Today, I purchased the second to last item from my relative’s shopping list and had to stand in queues to get into the store and queues to get out of the store. Tomorrow I will return this same item that I bought elsewhere because it was on sale this morning. That’s the dance we’ve come to do at this time of year.
I’m surprised if everyone wasn’t irritable.
I am not a materialistic person. I enjoy my possessions but I don’t enjoy receiving things that I will not use and I do not need. I find that a waste, as is giving something that is not useful, and considered. I’m in favour of frugality; I enjoy buying as many of my own possessions in thrift shops as possible. I feel better, knowing that the item I need is something that someone else has used, and someone else will use, after I am gone, prolonging the lifecycle of produced goods.
Others are not as keen on thrift shop items as I am, but they do want a bargain.
Frugality is important.
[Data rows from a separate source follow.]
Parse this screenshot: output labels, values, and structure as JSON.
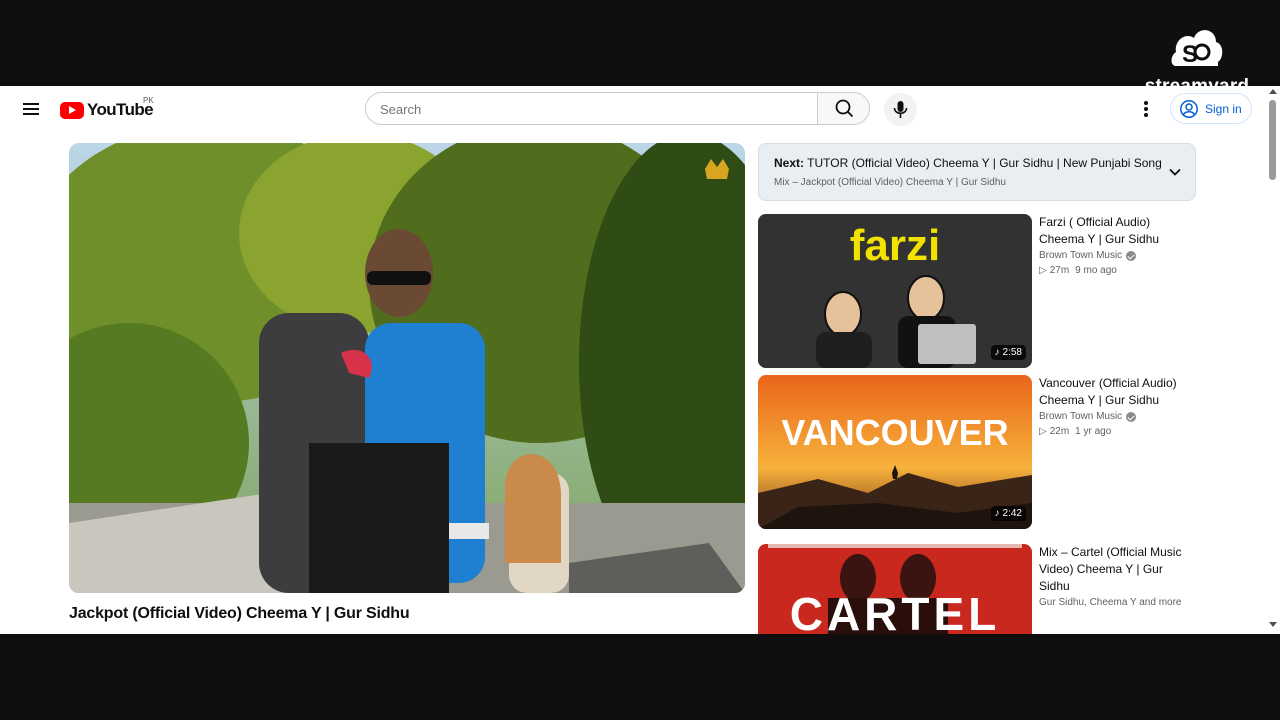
{
  "overlay": {
    "brand": "streamyard",
    "icon": "streamyard-logo-icon"
  },
  "masthead": {
    "logo_text": "YouTube",
    "country_code": "PK",
    "search_placeholder": "Search",
    "signin_label": "Sign in",
    "icons": [
      "menu-icon",
      "search-icon",
      "mic-icon",
      "more-vert-icon",
      "account-icon"
    ]
  },
  "video": {
    "title": "Jackpot (Official Video) Cheema Y | Gur Sidhu"
  },
  "up_next": {
    "prefix": "Next:",
    "next_title": "TUTOR (Official Video) Cheema Y | Gur Sidhu | New Punjabi Song",
    "mix_label": "Mix – Jackpot (Official Video) Cheema Y | Gur Sidhu"
  },
  "recommendations": [
    {
      "title": "Farzi ( Official Audio) Cheema Y | Gur Sidhu",
      "channel": "Brown Town Music",
      "verified": true,
      "plays": "27m",
      "age": "9 mo ago",
      "duration": "2:58",
      "thumb_text": "farzi",
      "thumb_color": "#2b2b2b"
    },
    {
      "title": "Vancouver (Official Audio) Cheema Y | Gur Sidhu",
      "channel": "Brown Town Music",
      "verified": true,
      "plays": "22m",
      "age": "1 yr ago",
      "duration": "2:42",
      "thumb_text": "VANCOUVER",
      "thumb_color": "#e07a1f"
    },
    {
      "title": "Mix – Cartel (Official Music Video) Cheema Y | Gur Sidhu",
      "channel": "Gur Sidhu, Cheema Y and more",
      "verified": false,
      "thumb_text": "CARTEL",
      "thumb_color": "#c8281e"
    }
  ],
  "colors": {
    "accent": "#ff0000",
    "link": "#065fd4"
  }
}
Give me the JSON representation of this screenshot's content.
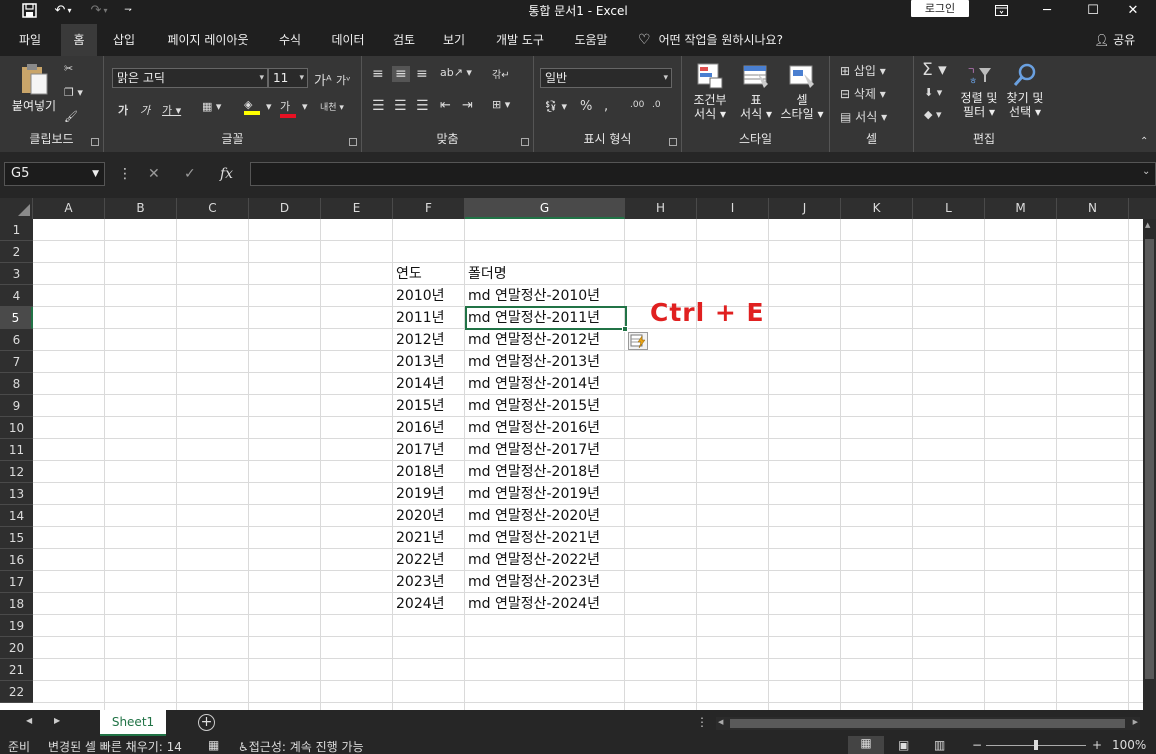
{
  "window": {
    "title": "통합 문서1  -  Excel",
    "login_label": "로그인"
  },
  "menu": {
    "tabs": [
      "파일",
      "홈",
      "삽입",
      "페이지 레이아웃",
      "수식",
      "데이터",
      "검토",
      "보기",
      "개발 도구",
      "도움말"
    ],
    "active": "홈",
    "tell_me": "어떤 작업을 원하시나요?",
    "share": "공유"
  },
  "ribbon": {
    "clipboard": {
      "paste_label": "붙여넣기",
      "group_label": "클립보드"
    },
    "font": {
      "font_name": "맑은 고딕",
      "font_size": "11",
      "group_label": "글꼴"
    },
    "alignment": {
      "group_label": "맞춤"
    },
    "number": {
      "format": "일반",
      "group_label": "표시 형식"
    },
    "styles": {
      "conditional": "조건부",
      "conditional2": "서식",
      "table": "표",
      "table2": "서식",
      "cell": "셀",
      "cell2": "스타일",
      "group_label": "스타일"
    },
    "cells": {
      "insert": "삽입",
      "delete": "삭제",
      "format": "서식",
      "group_label": "셀"
    },
    "editing": {
      "sort": "정렬 및",
      "sort2": "필터",
      "find": "찾기 및",
      "find2": "선택",
      "group_label": "편집"
    }
  },
  "formula_bar": {
    "name_box": "G5",
    "formula": ""
  },
  "grid": {
    "columns": [
      "A",
      "B",
      "C",
      "D",
      "E",
      "F",
      "G",
      "H",
      "I",
      "J",
      "K",
      "L",
      "M",
      "N"
    ],
    "rows": [
      "1",
      "2",
      "3",
      "4",
      "5",
      "6",
      "7",
      "8",
      "9",
      "10",
      "11",
      "12",
      "13",
      "14",
      "15",
      "16",
      "17",
      "18",
      "19",
      "20",
      "21",
      "22"
    ],
    "selected_column": "G",
    "selected_row": "5",
    "header_f": "연도",
    "header_g": "폴더명",
    "years": [
      "2010년",
      "2011년",
      "2012년",
      "2013년",
      "2014년",
      "2015년",
      "2016년",
      "2017년",
      "2018년",
      "2019년",
      "2020년",
      "2021년",
      "2022년",
      "2023년",
      "2024년"
    ],
    "folders": [
      "md 연말정산-2010년",
      "md 연말정산-2011년",
      "md 연말정산-2012년",
      "md 연말정산-2013년",
      "md 연말정산-2014년",
      "md 연말정산-2015년",
      "md 연말정산-2016년",
      "md 연말정산-2017년",
      "md 연말정산-2018년",
      "md 연말정산-2019년",
      "md 연말정산-2020년",
      "md 연말정산-2021년",
      "md 연말정산-2022년",
      "md 연말정산-2023년",
      "md 연말정산-2024년"
    ]
  },
  "annotation": "Ctrl + E",
  "sheet_tabs": {
    "active": "Sheet1"
  },
  "status_bar": {
    "ready": "준비",
    "flash_fill": "변경된 셀 빠른 채우기: 14",
    "accessibility": "접근성: 계속 진행 가능",
    "zoom": "100%"
  },
  "colors": {
    "accent": "#217346",
    "annotation": "#e02020"
  }
}
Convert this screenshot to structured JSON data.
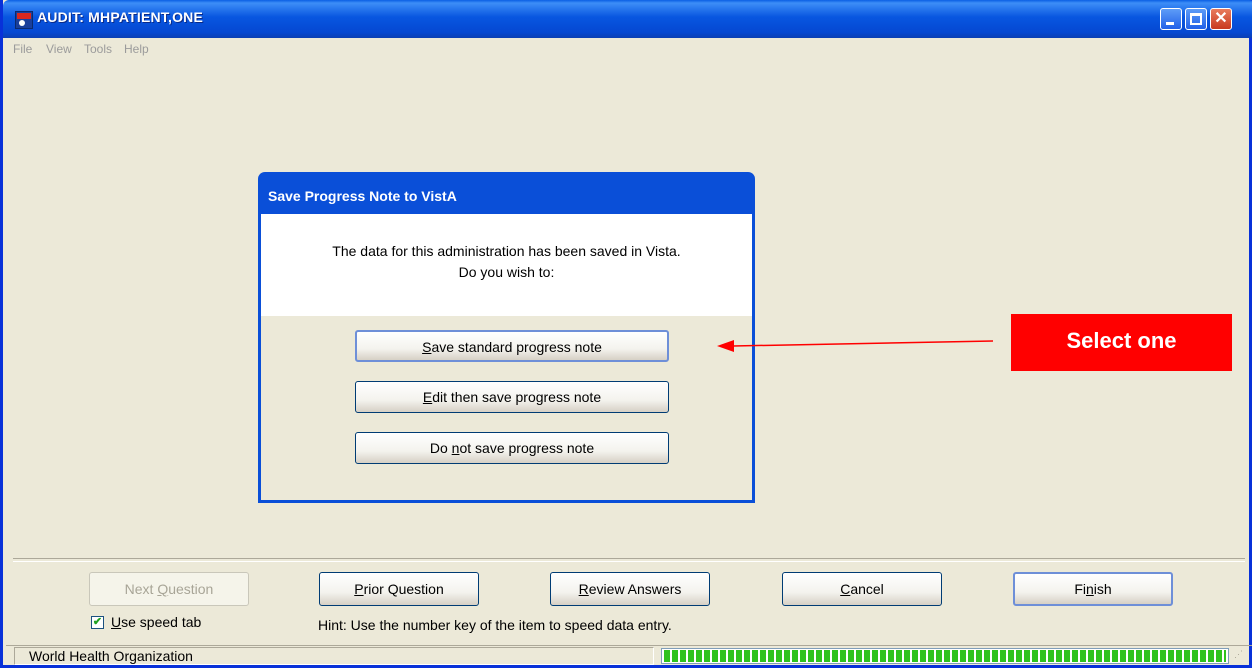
{
  "window": {
    "title": "AUDIT: MHPATIENT,ONE",
    "icon": "vista-app-icon",
    "controls": [
      "minimize-icon",
      "maximize-icon",
      "close-icon"
    ]
  },
  "menu": [
    "File",
    "View",
    "Tools",
    "Help"
  ],
  "dialog": {
    "title": "Save Progress Note to VistA",
    "message_line1": "The data for this administration has been saved in Vista.",
    "message_line2": "Do you wish to:",
    "buttons": [
      {
        "accel": "S",
        "rest": "ave standard progress note"
      },
      {
        "accel": "E",
        "rest": "dit then save progress note"
      },
      {
        "pre": "Do ",
        "accel": "n",
        "rest": "ot save progress note"
      }
    ]
  },
  "annotation": {
    "label": "Select one",
    "color": "#ff0000"
  },
  "bottom": {
    "buttons": [
      {
        "pre": "Next ",
        "accel": "Q",
        "rest": "uestion",
        "enabled": false
      },
      {
        "pre": "",
        "accel": "P",
        "rest": "rior Question",
        "enabled": true
      },
      {
        "pre": "",
        "accel": "R",
        "rest": "eview Answers",
        "enabled": true
      },
      {
        "pre": "",
        "accel": "C",
        "rest": "ancel",
        "enabled": true
      },
      {
        "pre": "Fi",
        "accel": "n",
        "rest": "ish",
        "enabled": true
      }
    ],
    "speed_tab": {
      "accel": "U",
      "rest": "se speed tab",
      "checked": true
    },
    "hint": "Hint: Use the number key of the item to speed data entry."
  },
  "status": {
    "text": "World Health Organization",
    "progress": 1.0,
    "progress_color": "#2fc21d"
  }
}
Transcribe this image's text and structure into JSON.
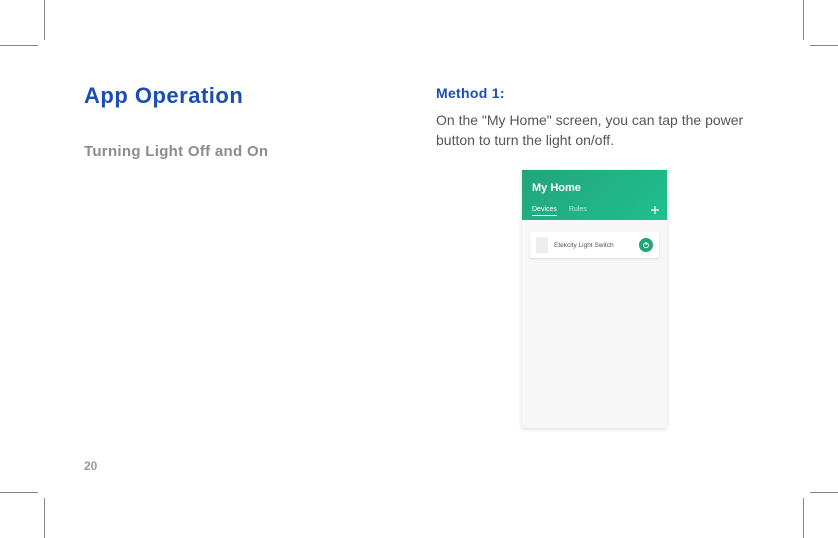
{
  "left": {
    "section_title": "App Operation",
    "subsection": "Turning Light Off and On"
  },
  "right": {
    "method_title": "Method 1:",
    "method_body": "On the \"My Home\" screen, you can tap the power button to turn the light on/off."
  },
  "page_number": "20",
  "phone": {
    "header_title": "My Home",
    "tabs": {
      "devices": "Devices",
      "rules": "Rules"
    },
    "device_name": "Etekcity Light Switch"
  }
}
If you are celebrating Christmas, you’re basically celebrating the birth of a poor boy who would change the course of the world – or the myth that is this story. Yet, now this has morphed into cultural pressure to save a buck and get it shipped in time for a gift giving day, even if it isn’t really a cherished or practical gift. Artificial pressure of time-bound sales, holiday wish lists filled with items that aren’t really deeply wished for, countdowns to a looming date of gift giving, and the crowds that gather to fight over sales just makes me really irritable.
Really, really irritable.
I’ve made vows to live simply. To me, this is based on good stewardship of resources, a focus on inner life, mindful use of possessions and a turning away from pride. I live simply so that others can simply live. It is not my business how others choose to live, but I’ve been confronted with other people’s way of doing things, in doing the holiday shopping.
We have so much, and yet this season creates a drive to consume, without mindfulness, and to feel a sense of lack if we don’t get our gifts at the lowest price or we don’t get something we put on our wishlists.
It is really hard not to get judgey when one is this irritable.
I’m part of Project 449, organised by some friends in the UK, to create an art installation that draws attention to the plight of the homeless. In the first 3 quarters of the calendar year 2018, researchers learned that at least 449 of the roughly 320,000 homeless people in Britain, died as a result of their homelessness. Their deaths were entirely preventable if we lived in a culture that was less inclined to individualism and greed and more inclined to service, sharing and oneness. In Vancouver, people living on social assistance are facing such high rents that they are left with $5.75 a week to spend on groceries and household necessities like toilet paper. They are, literally, starving. Canada-wide, a high percentage of people are giving up eating, and heating, in order to pay for life saving prescriptions, or they are going into debt, to simply seek medical treatment. Working and homeless people are dying in our own cities.
It has made me really, really, really irritable and until I sat down and wrote this, I hadn’t fully reasoned out why.
I became very bitchy with my family (whom I love!) this week and I stepped about a mile away from gratitude.
I don’t want to ruin anyone’s bargain hunting, but I can’t help but feel that this inequity of death and suffering, set against a seasonal consumer frenzy, that must be done with perfection, is simply grotesque. What have we done with the world that was so dramatically changed by the love of a single poor man?
Perhaps our culture, as a whole, has stepped more than a mile away from gratitude.
Tomorrow is Black Friday and while people are trampling one another and punching each other for a cheap television set, I’ll be setting right the fact that I have stepped away from gratitude and joy and into irritability, judgement and stress. I’ll be dosing up on the antidote to all bad attitudes: the Oneness that is found in the heart of mindful, humble, selfless, service.